This cartoon from 1940 skewers the ambitions of Franklin D. Roosevelt as he decided whether to run for a third term, a choice that would violate the precedent established by George Washington when he refused to do so in 1796. The anti-Roosevelt sentiments are illustrated with depictions of Roosevelt as a king or emperor who believes himself to be above the law and the Constitution. Roosevelt ultimately was elected to four terms. The 22nd Amendment setting a two-term limit passed in 1947.
Image: Courtesy of Mudd Manuscript Library, Political Cartoon Collection
Political cartoon exhibition reveals common themes of American presidential elections
Posted September 19, 2008; 08:00 a.m.
An exhibition on view at Princeton University's Firestone Library confirms through paper and ink what many American voters already suspect: Although the political candidates may change, many issues remain the same.
Titled "Sketching Their Characters: 150 Years of Political Cartoons From Andrew Jackson to George H.W. Bush," the exhibition features primarily original pen and ink editorial cartoons dating from 1828 to 1992 focusing on presidential elections. Works of Thomas Nast, among other notable political cartoonists, are on display in the library's Milberg Gallery until Sunday, Jan. 4.

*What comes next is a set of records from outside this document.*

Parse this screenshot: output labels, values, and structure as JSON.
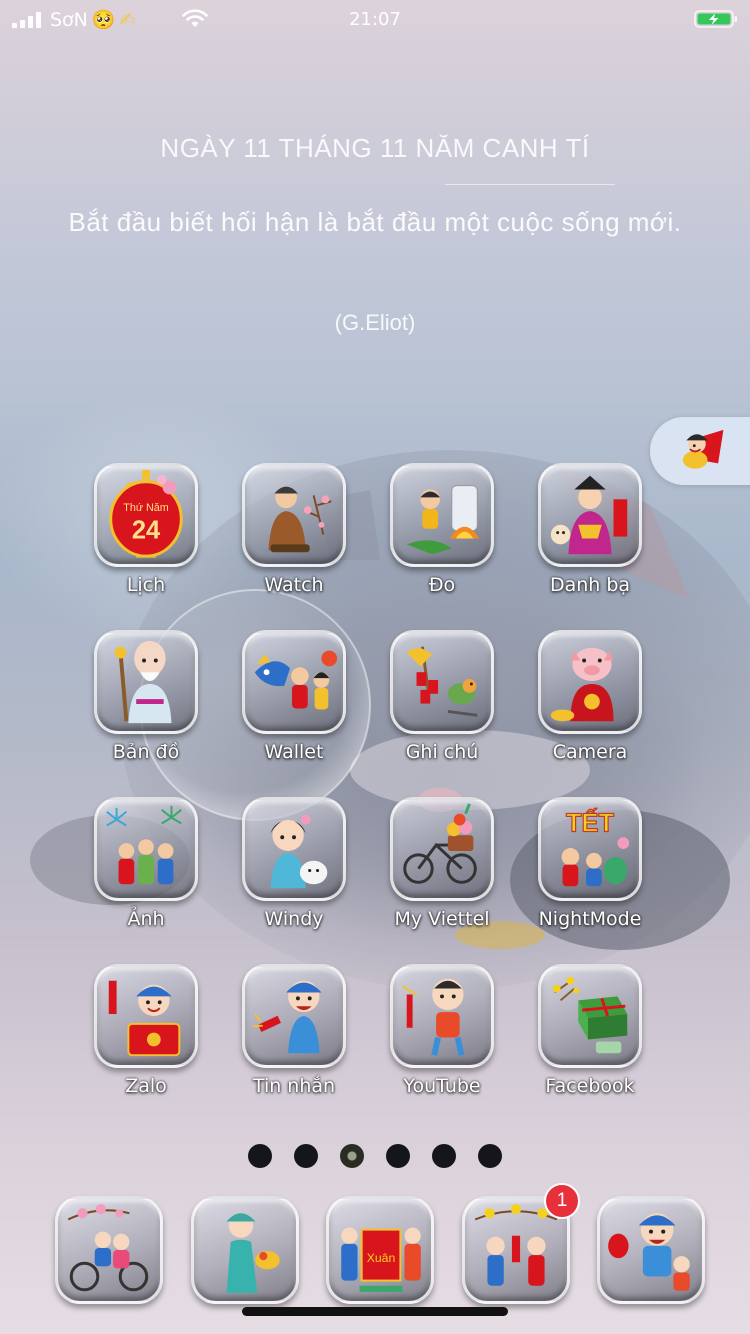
{
  "status_bar": {
    "carrier": "SơN",
    "carrier_emoji": "🥺",
    "carrier_extra": "✍",
    "time": "21:07"
  },
  "widget": {
    "date": "NGÀY 11 THÁNG 11 NĂM CANH TÍ",
    "quote": "Bắt đầu biết hối hận là bắt đầu một cuộc sống mới.",
    "author": "(G.Eliot)"
  },
  "calendar_tile": {
    "weekday": "Thứ Năm",
    "day": "24"
  },
  "apps": [
    {
      "label": "Lịch",
      "icon": "red-lantern-calendar-icon"
    },
    {
      "label": "Watch",
      "icon": "old-man-peach-blossom-icon"
    },
    {
      "label": "Đo",
      "icon": "boy-cooking-pot-icon"
    },
    {
      "label": "Danh bạ",
      "icon": "kitchen-god-icon"
    },
    {
      "label": "Bản đồ",
      "icon": "longevity-god-icon"
    },
    {
      "label": "Wallet",
      "icon": "lion-dance-kids-icon"
    },
    {
      "label": "Ghi chú",
      "icon": "firecracker-bird-icon"
    },
    {
      "label": "Camera",
      "icon": "pig-money-bag-icon"
    },
    {
      "label": "Ảnh",
      "icon": "family-fireworks-icon"
    },
    {
      "label": "Windy",
      "icon": "girl-with-puppy-icon"
    },
    {
      "label": "My Viettel",
      "icon": "flower-bicycle-icon"
    },
    {
      "label": "NightMode",
      "icon": "tet-banner-icon"
    },
    {
      "label": "Zalo",
      "icon": "boy-red-envelope-icon"
    },
    {
      "label": "Tin nhắn",
      "icon": "boy-firecracker-icon"
    },
    {
      "label": "YouTube",
      "icon": "kid-firecracker-icon"
    },
    {
      "label": "Facebook",
      "icon": "banh-chung-icon"
    }
  ],
  "dock": [
    {
      "icon": "couple-bicycle-icon"
    },
    {
      "icon": "girl-ao-dai-icon"
    },
    {
      "icon": "couple-red-card-icon",
      "card_text": "Xuân"
    },
    {
      "icon": "couple-apricot-icon",
      "badge": "1"
    },
    {
      "icon": "family-lantern-icon"
    }
  ],
  "page_dots": {
    "count": 6,
    "active": 3
  },
  "colors": {
    "lantern_red": "#d8141c",
    "gold": "#f3c02e",
    "badge_red": "#e8303a",
    "battery_green": "#34c759"
  }
}
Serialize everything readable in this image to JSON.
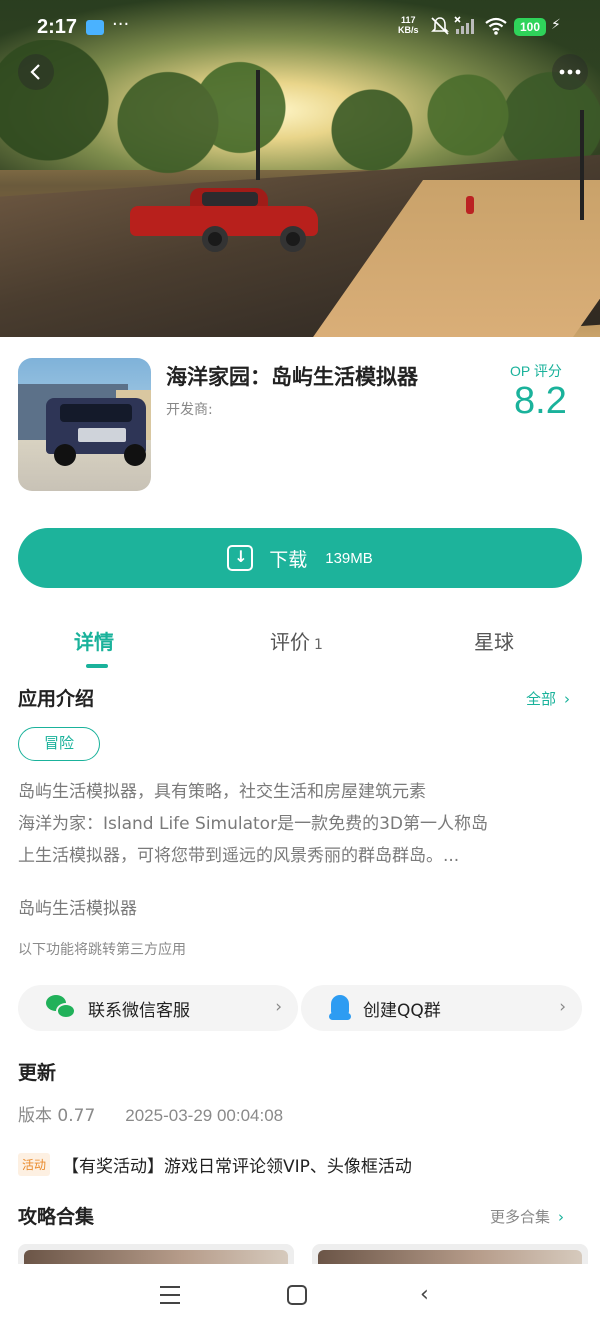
{
  "status_bar": {
    "time": "2:17",
    "dots": "···",
    "net_rate_value": "117",
    "net_rate_unit": "KB/s",
    "battery": "100"
  },
  "app": {
    "title": "海洋家园：岛屿生活模拟器",
    "developer_label": "开发商:",
    "score_label": "OP 评分",
    "score": "8.2"
  },
  "download": {
    "label": "下载",
    "size": "139MB"
  },
  "tabs": [
    {
      "label": "详情",
      "active": true
    },
    {
      "label": "评价",
      "count": "1"
    },
    {
      "label": "星球"
    }
  ],
  "intro": {
    "title": "应用介绍",
    "more": "全部",
    "tag": "冒险",
    "lines": [
      "岛屿生活模拟器，具有策略，社交生活和房屋建筑元素",
      "海洋为家：Island Life Simulator是一款免费的3D第一人称岛",
      "上生活模拟器，可将您带到遥远的风景秀丽的群岛群岛。..."
    ],
    "name": "岛屿生活模拟器",
    "third_party_note": "以下功能将跳转第三方应用"
  },
  "contacts": {
    "wechat": "联系微信客服",
    "qq": "创建QQ群"
  },
  "update": {
    "title": "更新",
    "version": "版本 0.77",
    "date": "2025-03-29 00:04:08"
  },
  "activity": {
    "badge": "活动",
    "text": "【有奖活动】游戏日常评论领VIP、头像框活动"
  },
  "guides": {
    "title": "攻略合集",
    "more": "更多合集"
  },
  "colors": {
    "accent": "#1ab29b",
    "download_button": "#1db39b",
    "activity_badge": "#e98a2b"
  }
}
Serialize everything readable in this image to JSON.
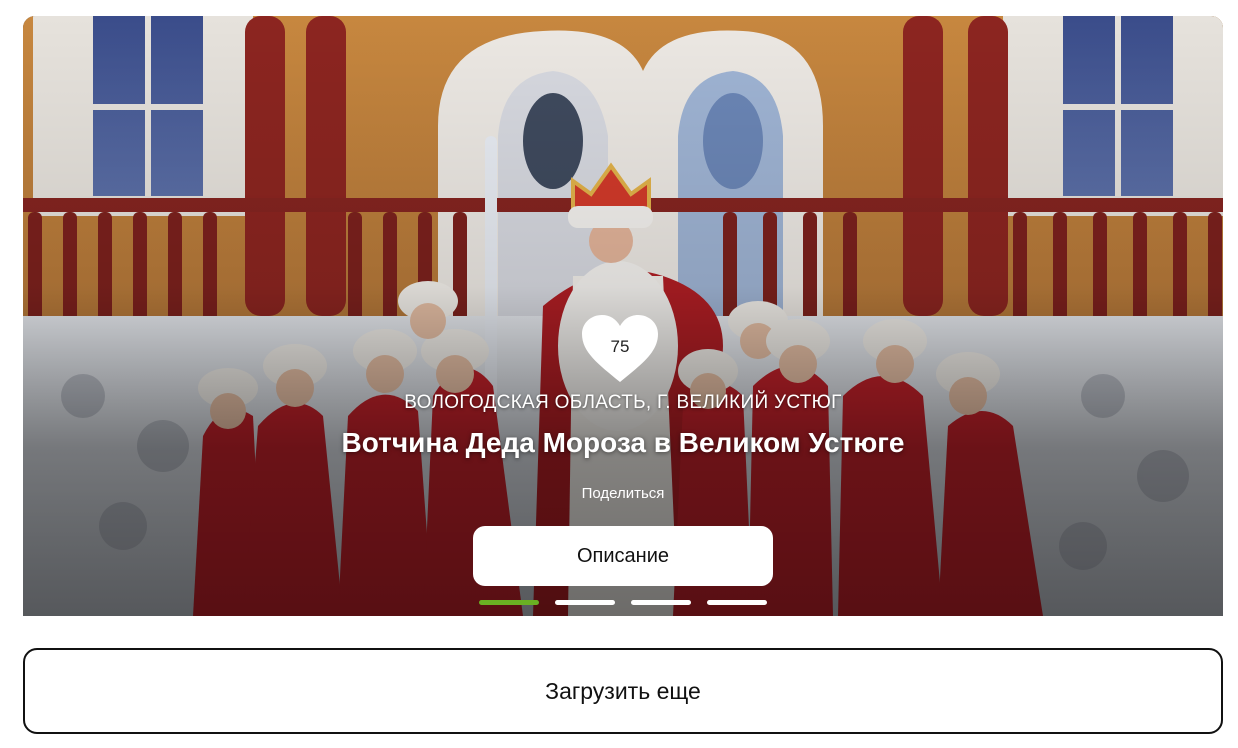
{
  "card": {
    "likes": "75",
    "region": "ВОЛОГОДСКАЯ ОБЛАСТЬ, Г. ВЕЛИКИЙ УСТЮГ",
    "title": "Вотчина Деда Мороза в Великом Устюге",
    "share_label": "Поделиться",
    "description_button": "Описание",
    "slides": {
      "count": 4,
      "active_index": 0
    },
    "icons": {
      "like": "heart-icon"
    },
    "colors": {
      "active_dot": "#6ab023",
      "inactive_dot": "#ffffff"
    }
  },
  "load_more_label": "Загрузить еще"
}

Questions about qualifications, the service or burden of past actions, the influence of money on the political process, backroom deals that subvert the will of the people and aspersions on the candidates themselves have tickled and outraged generations of cartoonists and their readers. Curators Jennifer Cole, Daniel Linke and Daniel Santamaria have selected items from three collections held at the Mudd Manuscript Library as well as the holdings of the Graphic Arts Division.
"This was the most entertaining exhibition I have ever done," said Linke, who has curated more than a dozen. "Reviewing political cartoons from over the decades was like an illustrated political history lesson -- or a graphic novel."
"Some of the cartoons are downright funny, but others will make you wonder if anything at all has really changed with American politics," Linke said. He noted two from 1904 in which both parties pursue independent voters and accuse the other of being in the pockets of "big money," which certainly could apply to today's political landscape.
The ferocity of the attacks also has not changed, he said, pointing out those that attacked Franklin D. Roosevelt and his decision to run for a third term. "We think of FDR as a revered president, but these cartoons show that in his time, he had plenty of detractors," Linke said.
A lecture by Rutgers history and journalism professor David Greenberg at 3 p.m. Sunday, Oct. 19, in 101 McCormick Hall will precede a reception for the exhibition. Greenberg's first book, "Nixon's Shadow: The History of an Image" won the Washington Monthly Political Book Award and the American Journalism History Book Award. He is the recipient of the 2008 Hiett Prize in the Humanities. Awarded by the Dallas Institute of Humanities and Culture, the prize recognizes a young scholar whose work shows exceptional promise.
Hours for the exhibition are 9 a.m. to 5 p.m. Monday through Friday, 9 a.m. to 8 p.m. Wednesday and noon to 5 p.m. Saturday and Sunday.